Alongside the third party data tools described in the context of Teamcenter, this release also brings new import tools for vanilla Solid Edge. It can now directly read SolidWorks and Inventor data (both parts and assemblies) and there are a couple of updates if working with AutoCAD data. The new version also retains multi-line text and has improved geometry and block origins are matching.
Solid Edge already has a pretty complete set of drafting and annotation tools - as to be expected from any system that’s been on the market for over 15 years. As with many such systems, Solid Edge has reached a level of maturity so updates tend towards giving the user full control over annotation style and formatting - no bad thing in my opinion.
This release sees new options for control over formatting of tables, to skip hatching when passing sections through rib and web features and there’s new control over how balloons stack when adding part numbers to fastener stacks.
As we’ve discussed, Solid Edge is going through something of a renaissance. While early on in the mid-range 3D design tool battles, the system seemed to quickly lose ground to SolidWorks and then Inventor. These days it seems to be holding its own. No, it doesn’t have the huge user bases of either of those competitive systems, but it’s now showing up on more people’s radars than previously. Solid Edge has always been a technically very proficient system and the last four years have seen this continue, expand and move into new areas.

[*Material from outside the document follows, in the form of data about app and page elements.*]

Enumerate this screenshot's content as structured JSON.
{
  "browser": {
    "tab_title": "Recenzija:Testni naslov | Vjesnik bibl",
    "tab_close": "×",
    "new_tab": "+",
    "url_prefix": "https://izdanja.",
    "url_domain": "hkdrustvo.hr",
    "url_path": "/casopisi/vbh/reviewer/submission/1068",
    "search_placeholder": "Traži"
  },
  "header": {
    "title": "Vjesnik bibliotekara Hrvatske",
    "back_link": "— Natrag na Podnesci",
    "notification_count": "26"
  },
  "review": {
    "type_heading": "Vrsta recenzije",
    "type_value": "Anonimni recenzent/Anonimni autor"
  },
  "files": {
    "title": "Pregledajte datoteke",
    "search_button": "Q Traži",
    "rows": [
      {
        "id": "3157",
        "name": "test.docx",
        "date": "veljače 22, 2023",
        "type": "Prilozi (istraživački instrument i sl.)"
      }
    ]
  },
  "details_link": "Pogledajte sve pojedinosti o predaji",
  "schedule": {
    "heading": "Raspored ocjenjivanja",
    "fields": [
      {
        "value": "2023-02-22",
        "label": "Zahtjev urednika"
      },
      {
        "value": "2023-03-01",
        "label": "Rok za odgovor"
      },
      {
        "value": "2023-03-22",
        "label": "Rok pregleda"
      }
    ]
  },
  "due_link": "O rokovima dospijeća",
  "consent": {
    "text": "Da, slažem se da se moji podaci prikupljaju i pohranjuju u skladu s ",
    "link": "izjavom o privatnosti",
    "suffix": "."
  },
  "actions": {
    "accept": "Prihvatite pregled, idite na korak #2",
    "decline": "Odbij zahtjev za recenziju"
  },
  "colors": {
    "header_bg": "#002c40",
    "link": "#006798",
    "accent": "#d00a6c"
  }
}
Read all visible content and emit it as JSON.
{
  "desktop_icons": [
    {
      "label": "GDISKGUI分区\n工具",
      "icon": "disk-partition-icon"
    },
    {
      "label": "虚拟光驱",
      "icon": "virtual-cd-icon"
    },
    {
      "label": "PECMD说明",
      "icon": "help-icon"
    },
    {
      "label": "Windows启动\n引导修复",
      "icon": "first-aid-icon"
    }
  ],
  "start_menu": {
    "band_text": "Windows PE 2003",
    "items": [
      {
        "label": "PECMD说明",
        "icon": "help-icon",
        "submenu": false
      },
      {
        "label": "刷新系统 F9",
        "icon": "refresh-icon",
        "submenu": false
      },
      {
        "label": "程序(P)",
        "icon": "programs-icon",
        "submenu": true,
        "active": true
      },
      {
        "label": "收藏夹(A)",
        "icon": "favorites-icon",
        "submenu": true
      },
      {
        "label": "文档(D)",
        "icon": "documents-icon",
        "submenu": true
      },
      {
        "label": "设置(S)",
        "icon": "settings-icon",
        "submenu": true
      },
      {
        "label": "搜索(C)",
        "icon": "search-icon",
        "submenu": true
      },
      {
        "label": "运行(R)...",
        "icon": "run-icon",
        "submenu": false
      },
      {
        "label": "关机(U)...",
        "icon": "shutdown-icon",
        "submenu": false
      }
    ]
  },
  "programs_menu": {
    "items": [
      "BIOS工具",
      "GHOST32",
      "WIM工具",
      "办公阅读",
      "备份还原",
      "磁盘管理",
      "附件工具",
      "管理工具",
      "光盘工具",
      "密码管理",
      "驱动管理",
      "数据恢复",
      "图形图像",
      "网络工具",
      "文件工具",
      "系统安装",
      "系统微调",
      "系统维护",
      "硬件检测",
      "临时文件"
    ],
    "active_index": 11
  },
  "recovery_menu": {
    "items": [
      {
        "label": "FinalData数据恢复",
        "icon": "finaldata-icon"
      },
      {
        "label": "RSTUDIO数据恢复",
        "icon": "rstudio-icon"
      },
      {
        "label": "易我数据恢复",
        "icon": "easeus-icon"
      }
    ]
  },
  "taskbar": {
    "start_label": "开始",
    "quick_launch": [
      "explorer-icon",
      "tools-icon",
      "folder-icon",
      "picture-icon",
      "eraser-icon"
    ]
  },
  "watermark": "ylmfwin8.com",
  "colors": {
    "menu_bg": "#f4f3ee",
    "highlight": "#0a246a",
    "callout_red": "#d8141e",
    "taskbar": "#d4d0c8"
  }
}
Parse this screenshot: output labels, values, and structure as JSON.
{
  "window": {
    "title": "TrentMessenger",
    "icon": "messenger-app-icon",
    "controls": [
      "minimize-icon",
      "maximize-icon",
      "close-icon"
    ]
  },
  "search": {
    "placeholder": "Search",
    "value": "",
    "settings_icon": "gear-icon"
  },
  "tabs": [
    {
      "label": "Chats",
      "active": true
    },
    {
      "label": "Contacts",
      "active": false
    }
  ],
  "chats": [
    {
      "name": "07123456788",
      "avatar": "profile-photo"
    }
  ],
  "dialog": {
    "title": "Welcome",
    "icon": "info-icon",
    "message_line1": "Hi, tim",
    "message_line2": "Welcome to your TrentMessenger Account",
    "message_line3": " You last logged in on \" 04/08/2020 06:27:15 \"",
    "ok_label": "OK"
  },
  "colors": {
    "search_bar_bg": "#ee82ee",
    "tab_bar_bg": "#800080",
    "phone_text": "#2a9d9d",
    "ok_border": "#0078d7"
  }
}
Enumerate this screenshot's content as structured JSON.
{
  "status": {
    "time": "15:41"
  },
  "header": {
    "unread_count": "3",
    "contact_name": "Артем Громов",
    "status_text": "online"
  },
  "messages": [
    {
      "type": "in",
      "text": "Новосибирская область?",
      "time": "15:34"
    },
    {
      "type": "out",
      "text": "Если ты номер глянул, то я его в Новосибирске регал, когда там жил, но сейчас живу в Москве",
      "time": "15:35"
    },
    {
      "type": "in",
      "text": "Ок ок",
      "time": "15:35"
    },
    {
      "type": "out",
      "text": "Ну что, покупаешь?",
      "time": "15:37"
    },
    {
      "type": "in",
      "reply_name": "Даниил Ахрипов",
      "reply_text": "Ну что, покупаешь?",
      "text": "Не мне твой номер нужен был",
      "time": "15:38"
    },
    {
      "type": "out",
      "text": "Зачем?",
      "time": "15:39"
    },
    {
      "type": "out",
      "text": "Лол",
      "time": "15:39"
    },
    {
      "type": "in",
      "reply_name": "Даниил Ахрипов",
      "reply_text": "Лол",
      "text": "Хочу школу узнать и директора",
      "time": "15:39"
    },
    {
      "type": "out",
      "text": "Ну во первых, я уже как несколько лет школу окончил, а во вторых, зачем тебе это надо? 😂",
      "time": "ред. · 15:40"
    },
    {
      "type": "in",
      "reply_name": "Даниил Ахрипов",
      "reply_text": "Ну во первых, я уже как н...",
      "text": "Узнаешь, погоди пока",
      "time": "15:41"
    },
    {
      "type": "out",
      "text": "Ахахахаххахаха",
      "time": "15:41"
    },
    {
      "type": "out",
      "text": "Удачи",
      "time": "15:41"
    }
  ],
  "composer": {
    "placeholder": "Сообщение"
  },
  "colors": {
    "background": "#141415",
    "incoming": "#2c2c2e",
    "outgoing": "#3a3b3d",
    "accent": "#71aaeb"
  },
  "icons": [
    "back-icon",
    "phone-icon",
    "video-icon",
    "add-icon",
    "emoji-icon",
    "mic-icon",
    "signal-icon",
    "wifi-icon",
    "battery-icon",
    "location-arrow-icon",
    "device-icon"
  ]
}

Synch Tech in the context of Solid Edge is maturing nicely and we’re seeing the lines between the ‘Ordered’ and ‘Synchronous’ commands start to blur. A good example is the updates made in this release. These see the benefits of a traditional approach (using sketches), combined with both direct-style editing, but backed up with intelligence retention that allows both fluid creation and more efficient editing when required.
The simulation updates are being driven by advances in the Femap product and some rather handy tools are now being transferred across into the integrated environment of Solid Edge, rather than residing purely in a standalone system.
All in all, Solid Edge ST4 is another rock solid release and, for both existing customers and prospective users, perhaps looking at switching systems or adding to their toolbox, it’s worth serious investigation.
The last Solid Edge release got a serious boost in terms of integrated simulation with the introduction of the Solid Edge Simulation module. This has been growing in terms of coverage since its release and now includes full part and assembly simulation). The ST4 release concentrates on the simulation of sheet metal components, often a tricky task.
The major feature that facilitates this is the introduction of mid-surface modelling techniques. This takes advantage of a method of reducing the complexity of a finite element mesh by using a single surface that represents the mid-point of the part in question, to which a thickness is then attached during analysis. This is further extended by the ability to bring together both mid-surface-based sheet geometry with more traditional solid meshes. The system will handle edge and face gluing so the most efficient method is used for the most appropriate geometry.
There’s also been work done on both beam elements, that again allow the definition of highly efficient models to be built that represent frame style parts and assemblies. The tools are built into the frame design environment and can be used to discover deflection and stress for parts such as I, T, C and box and C beams.
Other updates include greater control over meshing (with options for mapped meshing complex geometry in an orderly fashion) and refinement of the mesh in specific areas (such as the minimum number of elements on an edge or maximum on small faces). In terms of post processing updates, there are new options for the numerical formatting in of colour bars in contour plot legends and greater control over decimal place usage.